415 – Hundred Years’ War: Henry V of England and his lightly armoured infantry and archers defeat the heavily armoured French cavalry in the Battle of Agincourt on Saint Crispin’s Day.
1760 – George III becomes King of Great Britain.
1812 – War of 1812: The American frigate, USS United States, commanded by Stephen Decatur, captures the British frigate HMS Macedonian.
1938 – The Archbishop of Dubuque, Francis J. L. Beckman, denounces swing music as “a degenerated musical system … turned loose to gnaw away at the moral fiber of young people”, warning that it leads down a “primrose path to hell”. His warning is widely ignored.
1944 – Heinrich Himmler orders a crackdown on the Edelweiss Pirates, a loosely organized youth culture in Nazi Germany that had assisted army deserters and others to hide from the Third Reich.
1962 – Cuban Missile Crisis: Adlai Stevenson shows photos at a meeting of the United Nations Security Council proving that Soviet missiles are installed in Cuba.
1881 – Pablo Picasso, Spanish painter and sculptor (d. 1973)
1941 – Helen Reddy, Australian-American singer-songwriter and actress
1400 – Geoffrey Chaucer, English philosopher, poet, and author (b. 1343)
1916 – William Merritt Chase, American painter and educator (b. 1849)
1965 – Eduard Einstein, Swiss son of Albert Einstein (b. 1910)
1980 – Virgil Fox, American organist and educator (b. 1912)
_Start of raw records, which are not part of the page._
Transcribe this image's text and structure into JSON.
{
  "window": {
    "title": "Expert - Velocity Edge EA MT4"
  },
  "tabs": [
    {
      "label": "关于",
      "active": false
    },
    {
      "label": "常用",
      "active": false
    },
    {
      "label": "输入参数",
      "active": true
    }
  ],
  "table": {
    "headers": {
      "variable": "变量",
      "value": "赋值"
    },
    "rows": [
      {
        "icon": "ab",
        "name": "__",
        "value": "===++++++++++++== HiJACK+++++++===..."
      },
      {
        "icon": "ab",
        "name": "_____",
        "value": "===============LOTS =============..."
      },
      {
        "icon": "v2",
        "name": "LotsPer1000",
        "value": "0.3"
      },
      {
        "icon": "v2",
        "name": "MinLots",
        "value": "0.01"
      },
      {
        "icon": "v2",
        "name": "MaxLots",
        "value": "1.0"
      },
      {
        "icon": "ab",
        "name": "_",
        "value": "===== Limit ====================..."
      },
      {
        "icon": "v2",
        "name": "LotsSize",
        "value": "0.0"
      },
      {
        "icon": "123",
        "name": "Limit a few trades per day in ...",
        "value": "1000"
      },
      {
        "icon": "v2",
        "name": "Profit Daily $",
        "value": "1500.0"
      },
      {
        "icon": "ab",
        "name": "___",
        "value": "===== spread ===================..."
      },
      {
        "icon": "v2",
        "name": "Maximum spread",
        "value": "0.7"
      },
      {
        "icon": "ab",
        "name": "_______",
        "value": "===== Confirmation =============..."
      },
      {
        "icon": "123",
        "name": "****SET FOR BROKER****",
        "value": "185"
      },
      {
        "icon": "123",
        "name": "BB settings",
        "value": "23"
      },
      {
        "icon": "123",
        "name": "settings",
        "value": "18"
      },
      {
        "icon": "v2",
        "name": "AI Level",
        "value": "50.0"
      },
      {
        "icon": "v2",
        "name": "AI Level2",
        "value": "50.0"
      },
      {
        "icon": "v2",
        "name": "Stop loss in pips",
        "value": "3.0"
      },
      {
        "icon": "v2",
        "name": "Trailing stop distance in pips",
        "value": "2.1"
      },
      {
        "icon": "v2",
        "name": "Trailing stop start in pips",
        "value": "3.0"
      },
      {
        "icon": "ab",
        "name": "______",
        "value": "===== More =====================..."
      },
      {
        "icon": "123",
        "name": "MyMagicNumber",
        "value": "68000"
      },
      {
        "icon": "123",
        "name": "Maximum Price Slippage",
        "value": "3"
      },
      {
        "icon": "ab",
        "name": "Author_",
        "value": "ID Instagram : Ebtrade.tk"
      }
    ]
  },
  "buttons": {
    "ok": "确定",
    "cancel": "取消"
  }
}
1993 – Vincent Price, American actor (b. 1911)
2014 – Jack Bruce, Scottish-English singer-songwriter and bass player